(Data items)
##########

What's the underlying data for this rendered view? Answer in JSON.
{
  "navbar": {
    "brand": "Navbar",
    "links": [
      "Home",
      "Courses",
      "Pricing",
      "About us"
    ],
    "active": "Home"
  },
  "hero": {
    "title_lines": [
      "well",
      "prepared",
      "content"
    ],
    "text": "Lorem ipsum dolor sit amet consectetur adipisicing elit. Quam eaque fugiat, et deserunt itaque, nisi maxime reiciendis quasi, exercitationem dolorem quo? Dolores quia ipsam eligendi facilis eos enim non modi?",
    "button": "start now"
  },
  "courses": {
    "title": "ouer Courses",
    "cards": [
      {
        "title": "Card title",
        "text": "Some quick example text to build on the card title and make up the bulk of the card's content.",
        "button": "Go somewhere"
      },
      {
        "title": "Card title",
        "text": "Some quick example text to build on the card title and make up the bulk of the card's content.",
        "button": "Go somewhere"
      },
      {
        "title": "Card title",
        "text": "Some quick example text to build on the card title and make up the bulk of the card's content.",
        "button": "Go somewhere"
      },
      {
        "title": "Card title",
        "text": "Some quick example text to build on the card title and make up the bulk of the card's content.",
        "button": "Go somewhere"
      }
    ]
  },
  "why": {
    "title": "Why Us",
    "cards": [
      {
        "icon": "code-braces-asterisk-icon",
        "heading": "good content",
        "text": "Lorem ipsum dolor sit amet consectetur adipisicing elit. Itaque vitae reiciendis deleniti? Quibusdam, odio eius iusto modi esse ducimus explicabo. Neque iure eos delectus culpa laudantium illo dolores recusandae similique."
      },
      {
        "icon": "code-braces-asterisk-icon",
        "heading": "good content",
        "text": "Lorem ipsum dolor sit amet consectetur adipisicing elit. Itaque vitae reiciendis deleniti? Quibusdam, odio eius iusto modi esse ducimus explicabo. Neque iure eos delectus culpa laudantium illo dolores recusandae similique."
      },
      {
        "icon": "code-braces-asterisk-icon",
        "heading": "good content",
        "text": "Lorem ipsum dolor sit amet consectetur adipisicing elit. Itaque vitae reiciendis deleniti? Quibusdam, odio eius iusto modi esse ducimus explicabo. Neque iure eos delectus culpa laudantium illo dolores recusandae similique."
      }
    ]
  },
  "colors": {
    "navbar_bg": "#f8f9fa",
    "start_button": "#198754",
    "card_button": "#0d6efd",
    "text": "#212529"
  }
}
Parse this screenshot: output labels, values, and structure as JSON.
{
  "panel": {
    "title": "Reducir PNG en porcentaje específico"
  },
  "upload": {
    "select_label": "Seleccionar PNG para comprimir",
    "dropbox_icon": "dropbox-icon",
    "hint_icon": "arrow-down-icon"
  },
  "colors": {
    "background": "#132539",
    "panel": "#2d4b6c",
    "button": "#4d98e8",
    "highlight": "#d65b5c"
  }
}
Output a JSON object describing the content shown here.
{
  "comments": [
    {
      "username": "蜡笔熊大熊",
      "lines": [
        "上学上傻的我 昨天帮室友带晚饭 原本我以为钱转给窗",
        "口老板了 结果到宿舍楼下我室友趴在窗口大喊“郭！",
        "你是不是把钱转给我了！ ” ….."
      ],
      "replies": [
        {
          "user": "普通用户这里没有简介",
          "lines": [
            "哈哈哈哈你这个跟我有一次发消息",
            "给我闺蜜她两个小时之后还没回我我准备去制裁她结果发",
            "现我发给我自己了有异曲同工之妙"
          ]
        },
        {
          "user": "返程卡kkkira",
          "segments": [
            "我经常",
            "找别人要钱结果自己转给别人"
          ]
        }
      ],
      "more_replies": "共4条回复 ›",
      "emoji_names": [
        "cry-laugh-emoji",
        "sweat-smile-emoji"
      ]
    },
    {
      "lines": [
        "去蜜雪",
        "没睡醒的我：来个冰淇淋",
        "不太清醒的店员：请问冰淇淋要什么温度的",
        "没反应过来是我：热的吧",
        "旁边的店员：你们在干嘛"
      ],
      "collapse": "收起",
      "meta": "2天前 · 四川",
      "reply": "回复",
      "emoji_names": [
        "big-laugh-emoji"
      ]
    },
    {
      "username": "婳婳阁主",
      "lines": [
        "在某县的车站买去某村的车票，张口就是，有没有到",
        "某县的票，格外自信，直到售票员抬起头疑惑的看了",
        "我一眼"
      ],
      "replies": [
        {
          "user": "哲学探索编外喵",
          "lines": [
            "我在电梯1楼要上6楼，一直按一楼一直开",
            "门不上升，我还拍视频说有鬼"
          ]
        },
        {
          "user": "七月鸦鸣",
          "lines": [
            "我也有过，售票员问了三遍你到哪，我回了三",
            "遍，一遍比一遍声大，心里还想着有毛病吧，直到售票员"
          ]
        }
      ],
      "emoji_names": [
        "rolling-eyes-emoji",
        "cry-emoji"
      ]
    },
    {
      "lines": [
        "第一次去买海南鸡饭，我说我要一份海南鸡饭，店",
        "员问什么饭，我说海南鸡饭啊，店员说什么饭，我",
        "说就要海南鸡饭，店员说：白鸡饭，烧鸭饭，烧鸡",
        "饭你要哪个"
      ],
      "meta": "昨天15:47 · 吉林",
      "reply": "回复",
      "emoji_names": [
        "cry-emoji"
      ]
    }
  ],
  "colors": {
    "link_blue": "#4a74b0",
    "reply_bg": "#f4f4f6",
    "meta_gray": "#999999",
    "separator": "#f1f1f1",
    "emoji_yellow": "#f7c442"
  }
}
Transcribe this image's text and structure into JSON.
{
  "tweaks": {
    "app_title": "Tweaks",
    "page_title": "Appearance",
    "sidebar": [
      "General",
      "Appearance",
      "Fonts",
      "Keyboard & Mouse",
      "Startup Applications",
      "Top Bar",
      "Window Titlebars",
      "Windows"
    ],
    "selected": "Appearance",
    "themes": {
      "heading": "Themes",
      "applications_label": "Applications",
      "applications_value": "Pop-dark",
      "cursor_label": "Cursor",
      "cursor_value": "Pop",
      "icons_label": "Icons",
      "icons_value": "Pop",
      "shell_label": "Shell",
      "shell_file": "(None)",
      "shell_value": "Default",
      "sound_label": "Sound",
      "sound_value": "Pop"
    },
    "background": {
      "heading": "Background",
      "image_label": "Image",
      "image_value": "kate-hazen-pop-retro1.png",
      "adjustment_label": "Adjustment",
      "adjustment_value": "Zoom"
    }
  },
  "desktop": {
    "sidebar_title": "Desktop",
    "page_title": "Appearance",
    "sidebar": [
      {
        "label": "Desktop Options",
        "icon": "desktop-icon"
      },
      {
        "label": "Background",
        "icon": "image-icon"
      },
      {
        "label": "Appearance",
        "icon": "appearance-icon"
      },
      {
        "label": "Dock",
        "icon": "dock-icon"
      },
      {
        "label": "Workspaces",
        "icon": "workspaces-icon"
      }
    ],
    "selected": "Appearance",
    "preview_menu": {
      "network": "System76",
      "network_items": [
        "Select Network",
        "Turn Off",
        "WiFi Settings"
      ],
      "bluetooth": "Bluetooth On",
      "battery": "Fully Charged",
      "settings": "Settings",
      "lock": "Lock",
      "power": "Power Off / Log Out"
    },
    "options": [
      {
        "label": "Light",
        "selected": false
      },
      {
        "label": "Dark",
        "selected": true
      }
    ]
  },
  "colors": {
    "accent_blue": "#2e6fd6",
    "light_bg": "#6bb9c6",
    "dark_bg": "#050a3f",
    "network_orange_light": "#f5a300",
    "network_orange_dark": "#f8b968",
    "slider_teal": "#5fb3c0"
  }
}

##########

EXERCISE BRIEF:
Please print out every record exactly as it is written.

RESULT:
What's the underlying data for this rendered view? Answer in JSON.
{
  "navbar": {
    "brand": "Navbar",
    "links": [
      "Home",
      "Courses",
      "Pricing",
      "About us"
    ],
    "active": "Home"
  },
  "hero": {
    "title_lines": [
      "well",
      "prepared",
      "content"
    ],
    "text": "Lorem ipsum dolor sit amet consectetur adipisicing elit. Quam eaque fugiat, et deserunt itaque, nisi maxime reiciendis quasi, exercitationem dolorem quo? Dolores quia ipsam eligendi facilis eos enim non modi?",
    "button": "start now"
  },
  "courses": {
    "title": "ouer Courses",
    "cards": [
      {
        "title": "Card title",
        "text": "Some quick example text to build on the card title and make up the bulk of the card's content.",
        "button": "Go somewhere"
      },
      {
        "title": "Card title",
        "text": "Some quick example text to build on the card title and make up the bulk of the card's content.",
        "button": "Go somewhere"
      },
      {
        "title": "Card title",
        "text": "Some quick example text to build on the card title and make up the bulk of the card's content.",
        "button": "Go somewhere"
      },
      {
        "title": "Card title",
        "text": "Some quick example text to build on the card title and make up the bulk of the card's content.",
        "button": "Go somewhere"
      }
    ]
  },
  "why": {
    "title": "Why Us",
    "cards": [
      {
        "icon": "code-braces-asterisk-icon",
        "heading": "good content",
        "text": "Lorem ipsum dolor sit amet consectetur adipisicing elit. Itaque vitae reiciendis deleniti? Quibusdam, odio eius iusto modi esse ducimus explicabo. Neque iure eos delectus culpa laudantium illo dolores recusandae similique."
      },
      {
        "icon": "code-braces-asterisk-icon",
        "heading": "good content",
        "text": "Lorem ipsum dolor sit amet consectetur adipisicing elit. Itaque vitae reiciendis deleniti? Quibusdam, odio eius iusto modi esse ducimus explicabo. Neque iure eos delectus culpa laudantium illo dolores recusandae similique."
      },
      {
        "icon": "code-braces-asterisk-icon",
        "heading": "good content",
        "text": "Lorem ipsum dolor sit amet consectetur adipisicing elit. Itaque vitae reiciendis deleniti? Quibusdam, odio eius iusto modi esse ducimus explicabo. Neque iure eos delectus culpa laudantium illo dolores recusandae similique."
      }
    ]
  },
  "colors": {
    "navbar_bg": "#f8f9fa",
    "start_button": "#198754",
    "card_button": "#0d6efd",
    "text": "#212529"
  }
}
Parse this screenshot: output labels, values, and structure as JSON.
{
  "panel": {
    "title": "Reducir PNG en porcentaje específico"
  },
  "upload": {
    "select_label": "Seleccionar PNG para comprimir",
    "dropbox_icon": "dropbox-icon",
    "hint_icon": "arrow-down-icon"
  },
  "colors": {
    "background": "#132539",
    "panel": "#2d4b6c",
    "button": "#4d98e8",
    "highlight": "#d65b5c"
  }
}
Output a JSON object describing the content shown here.
{
  "comments": [
    {
      "username": "蜡笔熊大熊",
      "lines": [
        "上学上傻的我 昨天帮室友带晚饭 原本我以为钱转给窗",
        "口老板了 结果到宿舍楼下我室友趴在窗口大喊“郭！",
        "你是不是把钱转给我了！ ” ….."
      ],
      "replies": [
        {
          "user": "普通用户这里没有简介",
          "lines": [
            "哈哈哈哈你这个跟我有一次发消息",
            "给我闺蜜她两个小时之后还没回我我准备去制裁她结果发",
            "现我发给我自己了有异曲同工之妙"
          ]
        },
        {
          "user": "返程卡kkkira",
          "segments": [
            "我经常",
            "找别人要钱结果自己转给别人"
          ]
        }
      ],
      "more_replies": "共4条回复 ›",
      "emoji_names": [
        "cry-laugh-emoji",
        "sweat-smile-emoji"
      ]
    },
    {
      "lines": [
        "去蜜雪",
        "没睡醒的我：来个冰淇淋",
        "不太清醒的店员：请问冰淇淋要什么温度的",
        "没反应过来是我：热的吧",
        "旁边的店员：你们在干嘛"
      ],
      "collapse": "收起",
      "meta": "2天前 · 四川",
      "reply": "回复",
      "emoji_names": [
        "big-laugh-emoji"
      ]
    },
    {
      "username": "婳婳阁主",
      "lines": [
        "在某县的车站买去某村的车票，张口就是，有没有到",
        "某县的票，格外自信，直到售票员抬起头疑惑的看了",
        "我一眼"
      ],
      "replies": [
        {
          "user": "哲学探索编外喵",
          "lines": [
            "我在电梯1楼要上6楼，一直按一楼一直开",
            "门不上升，我还拍视频说有鬼"
          ]
        },
        {
          "user": "七月鸦鸣",
          "lines": [
            "我也有过，售票员问了三遍你到哪，我回了三",
            "遍，一遍比一遍声大，心里还想着有毛病吧，直到售票员"
          ]
        }
      ],
      "emoji_names": [
        "rolling-eyes-emoji",
        "cry-emoji"
      ]
    },
    {
      "lines": [
        "第一次去买海南鸡饭，我说我要一份海南鸡饭，店",
        "员问什么饭，我说海南鸡饭啊，店员说什么饭，我",
        "说就要海南鸡饭，店员说：白鸡饭，烧鸭饭，烧鸡",
        "饭你要哪个"
      ],
      "meta": "昨天15:47 · 吉林",
      "reply": "回复",
      "emoji_names": [
        "cry-emoji"
      ]
    }
  ],
  "colors": {
    "link_blue": "#4a74b0",
    "reply_bg": "#f4f4f6",
    "meta_gray": "#999999",
    "separator": "#f1f1f1",
    "emoji_yellow": "#f7c442"
  }
}
Transcribe this image's text and structure into JSON.
{
  "tweaks": {
    "app_title": "Tweaks",
    "page_title": "Appearance",
    "sidebar": [
      "General",
      "Appearance",
      "Fonts",
      "Keyboard & Mouse",
      "Startup Applications",
      "Top Bar",
      "Window Titlebars",
      "Windows"
    ],
    "selected": "Appearance",
    "themes": {
      "heading": "Themes",
      "applications_label": "Applications",
      "applications_value": "Pop-dark",
      "cursor_label": "Cursor",
      "cursor_value": "Pop",
      "icons_label": "Icons",
      "icons_value": "Pop",
      "shell_label": "Shell",
      "shell_file": "(None)",
      "shell_value": "Default",
      "sound_label": "Sound",
      "sound_value": "Pop"
    },
    "background": {
      "heading": "Background",
      "image_label": "Image",
      "image_value": "kate-hazen-pop-retro1.png",
      "adjustment_label": "Adjustment",
      "adjustment_value": "Zoom"
    }
  },
  "desktop": {
    "sidebar_title": "Desktop",
    "page_title": "Appearance",
    "sidebar": [
      {
        "label": "Desktop Options",
        "icon": "desktop-icon"
      },
      {
        "label": "Background",
        "icon": "image-icon"
      },
      {
        "label": "Appearance",
        "icon": "appearance-icon"
      },
      {
        "label": "Dock",
        "icon": "dock-icon"
      },
      {
        "label": "Workspaces",
        "icon": "workspaces-icon"
      }
    ],
    "selected": "Appearance",
    "preview_menu": {
      "network": "System76",
      "network_items": [
        "Select Network",
        "Turn Off",
        "WiFi Settings"
      ],
      "bluetooth": "Bluetooth On",
      "battery": "Fully Charged",
      "settings": "Settings",
      "lock": "Lock",
      "power": "Power Off / Log Out"
    },
    "options": [
      {
        "label": "Light",
        "selected": false
      },
      {
        "label": "Dark",
        "selected": true
      }
    ]
  },
  "colors": {
    "accent_blue": "#2e6fd6",
    "light_bg": "#6bb9c6",
    "dark_bg": "#050a3f",
    "network_orange_light": "#f5a300",
    "network_orange_dark": "#f8b968",
    "slider_teal": "#5fb3c0"
  }
}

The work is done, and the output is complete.